Q. How would you describe the winemaking style? A. It all begins in the vineyard. Working with one of the finest farming teams in the county we are able to pick certified organic grapes that are perfectly ripe without excessive sugars, consistent cluster size & color, and flavorful grapes. The fruit is sorted as we fill the picking bins and then grapes are sorted on our sorting table. We make the wine in our cold winery in small open top fermenters. The key is long cool, low extraction fermentation done in small 4 hectoliter open top fermenters. After a cold soak in our cold room we ferment for a long seven to fourteen days, before pressing the tank to settle for a day and then it is put in barrel for malolactic fermentation in barrel. The resulting wine is balanced, clean, leaner, bright, and delicate. And age worthy.
Q. La Encantada Estate is focused on balanced wines that showcase the amazing terroir. How does the winemaking bring those characters out? A. The key is to not let the fruit get too ripe – that is where you lose the “place” where it is grown. We utilize the vineyards unique growing environment by letting the native yeasts do the fermenting resulting in more complex flavors and aromas. Because of this, the terroir is evident throughout the various clones.

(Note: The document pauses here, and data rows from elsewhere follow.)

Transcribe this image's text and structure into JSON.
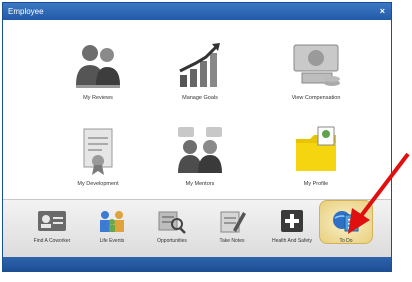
{
  "window": {
    "title": "Employee",
    "close_label": "×"
  },
  "main_grid": [
    {
      "id": "reviews",
      "label": "My Reviews",
      "icon": "reviews-people-icon"
    },
    {
      "id": "goals",
      "label": "Manage Goals",
      "icon": "growth-chart-icon"
    },
    {
      "id": "compensation",
      "label": "View Compensation",
      "icon": "money-icon"
    },
    {
      "id": "development",
      "label": "My Development",
      "icon": "certificate-icon"
    },
    {
      "id": "mentors",
      "label": "My Mentors",
      "icon": "mentors-icon"
    },
    {
      "id": "profile",
      "label": "My Profile",
      "icon": "folder-icon"
    }
  ],
  "bottom_bar": [
    {
      "id": "find-coworker",
      "label": "Find A Coworker",
      "icon": "id-card-icon"
    },
    {
      "id": "life-events",
      "label": "Life Events",
      "icon": "family-icon"
    },
    {
      "id": "opportunities",
      "label": "Opportunities",
      "icon": "search-document-icon"
    },
    {
      "id": "take-notes",
      "label": "Take Notes",
      "icon": "notepad-pen-icon"
    },
    {
      "id": "health-safety",
      "label": "Health And Safety",
      "icon": "health-cross-icon"
    },
    {
      "id": "to-do",
      "label": "To Do",
      "icon": "todo-globe-icon"
    }
  ],
  "colors": {
    "title_bar": "#2a62ae",
    "arrow": "#e01010"
  }
}
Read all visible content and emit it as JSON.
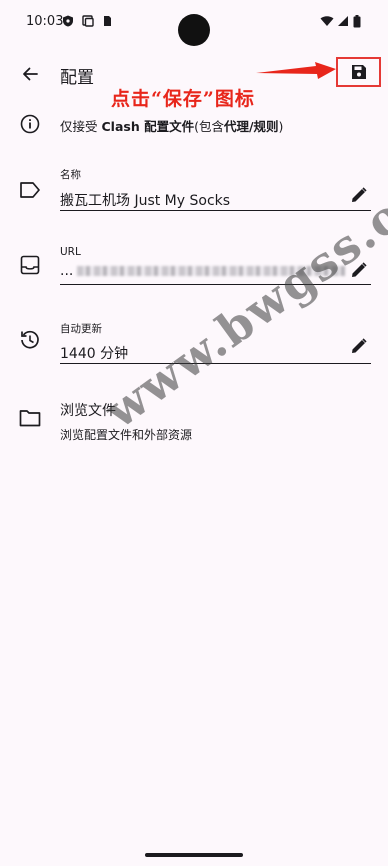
{
  "status_bar": {
    "time": "10:03"
  },
  "app_bar": {
    "title": "配置"
  },
  "annotation": {
    "text": "点击“保存”图标",
    "color": "#e8261b"
  },
  "info": {
    "prefix": "仅接受 ",
    "bold1": "Clash 配置文件",
    "mid": "(包含",
    "bold2": "代理/规则",
    "suffix": ")"
  },
  "fields": {
    "name": {
      "label": "名称",
      "value": "搬瓦工机场 Just My Socks"
    },
    "url": {
      "label": "URL",
      "value_prefix": "..."
    },
    "auto_update": {
      "label": "自动更新",
      "value": "1440 分钟"
    }
  },
  "browse": {
    "title": "浏览文件",
    "subtitle": "浏览配置文件和外部资源"
  },
  "watermark": {
    "text": "www.bwgss.org"
  }
}
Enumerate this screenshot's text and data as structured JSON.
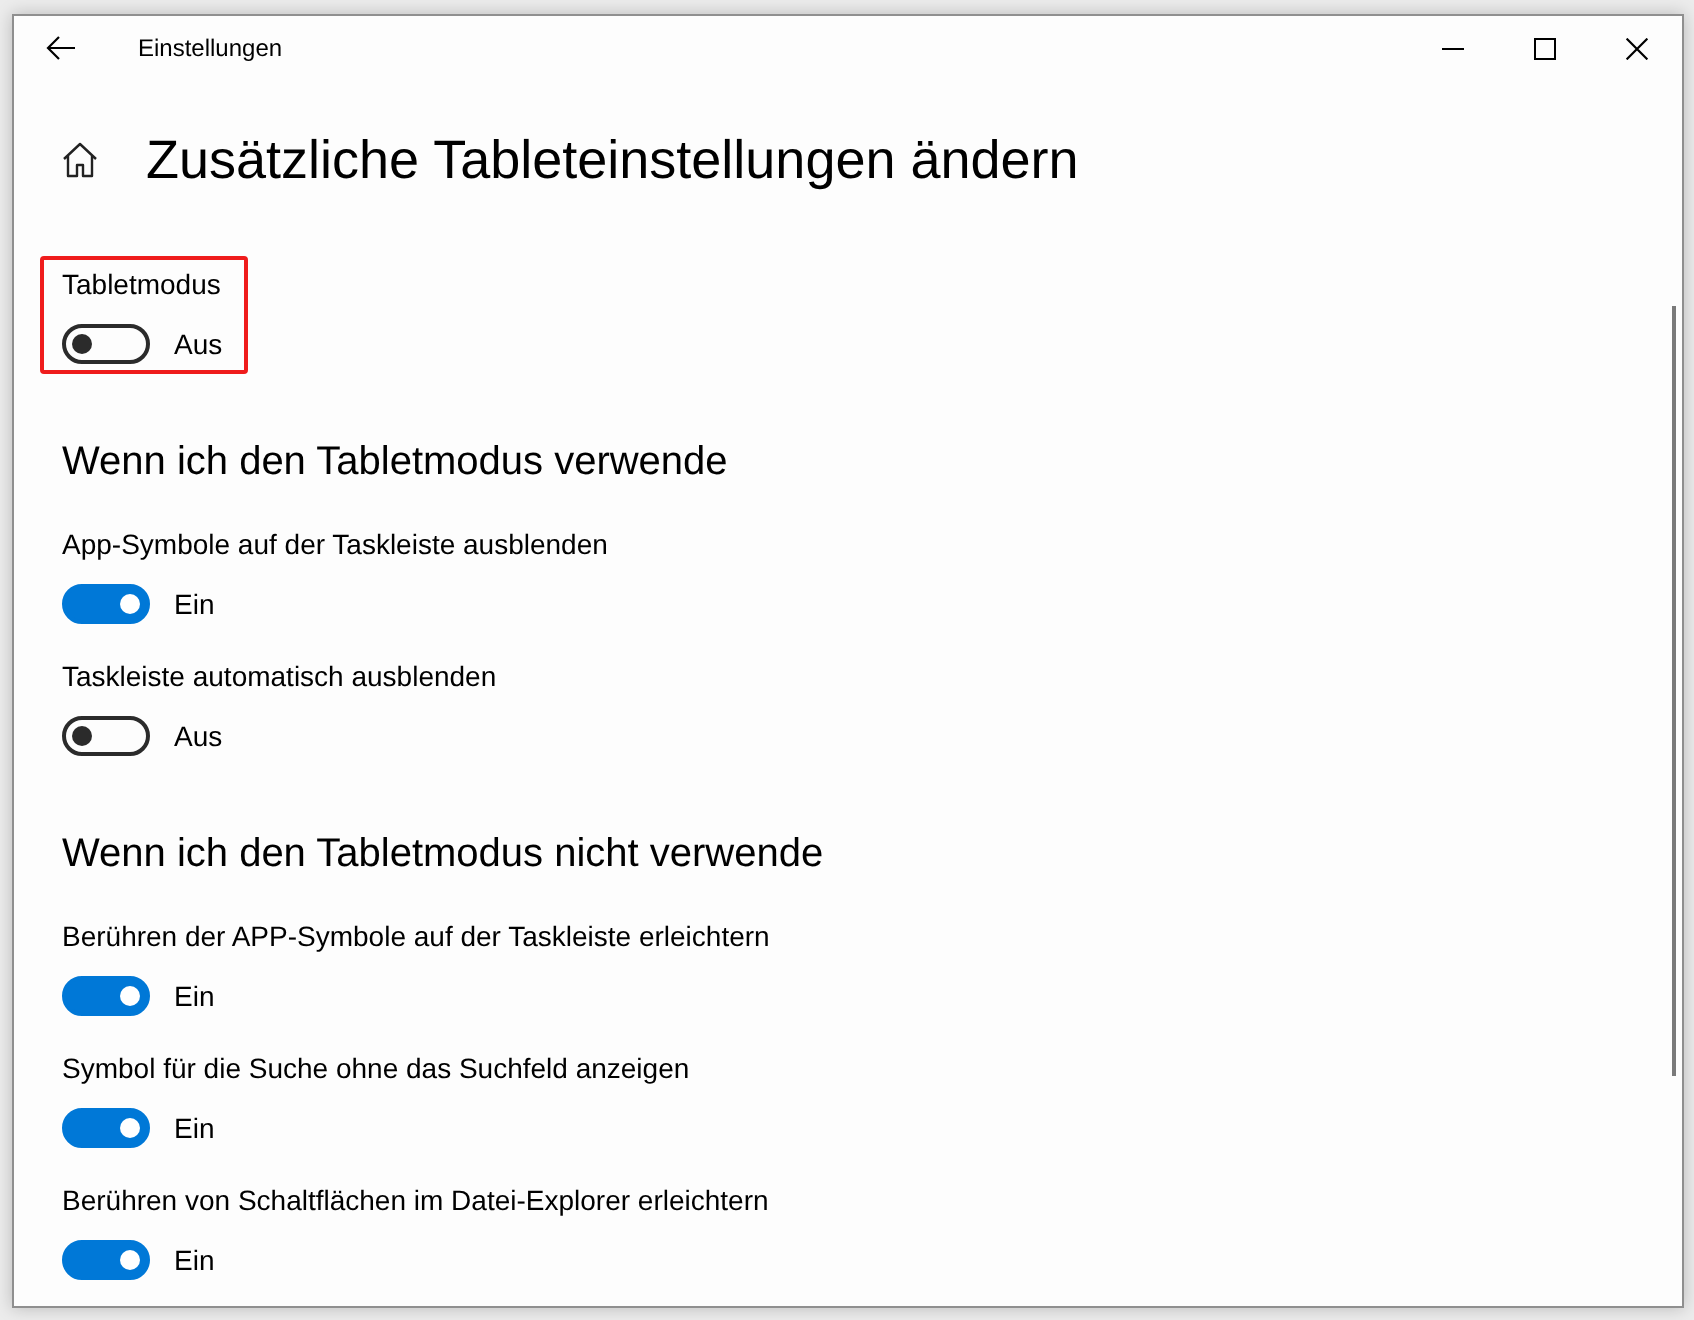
{
  "window": {
    "title": "Einstellungen"
  },
  "page": {
    "title": "Zusätzliche Tableteinstellungen ändern"
  },
  "main_setting": {
    "label": "Tabletmodus",
    "on": false,
    "state_text": "Aus",
    "highlighted": true
  },
  "sections": [
    {
      "heading": "Wenn ich den Tabletmodus verwende",
      "settings": [
        {
          "label": "App-Symbole auf der Taskleiste ausblenden",
          "on": true,
          "state_text": "Ein"
        },
        {
          "label": "Taskleiste automatisch ausblenden",
          "on": false,
          "state_text": "Aus"
        }
      ]
    },
    {
      "heading": "Wenn ich den Tabletmodus nicht verwende",
      "settings": [
        {
          "label": "Berühren der APP-Symbole auf der Taskleiste erleichtern",
          "on": true,
          "state_text": "Ein"
        },
        {
          "label": "Symbol für die Suche ohne das Suchfeld anzeigen",
          "on": true,
          "state_text": "Ein"
        },
        {
          "label": "Berühren von Schaltflächen im Datei-Explorer erleichtern",
          "on": true,
          "state_text": "Ein"
        }
      ]
    }
  ]
}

Q. Please explain the fermentation methodology. A. Simplicity is key! We handle the grapes with our hands, and that helps us to understand what is happening during fermentation. By using small vessels to ferment we are able to control the temperature of fermentation with ambient temperature in the winery. They are punched down 2-4 times daily by hand and that close exposure allows us to smell and taste the ferments. Feeling the heat being produced helps us to better understand where the wine is in its evolution. Lab numbers are good too, but using our senses is best. Maturation in barrel is essential for the wines of La Encantada Estate. The wine needs gentle oxidation to loosen up its tight core structure. We use some whole cluster depending on lignification of the stems, which helps to build lush but structured tannins along with the young grape tannins, and some tannin from new wood.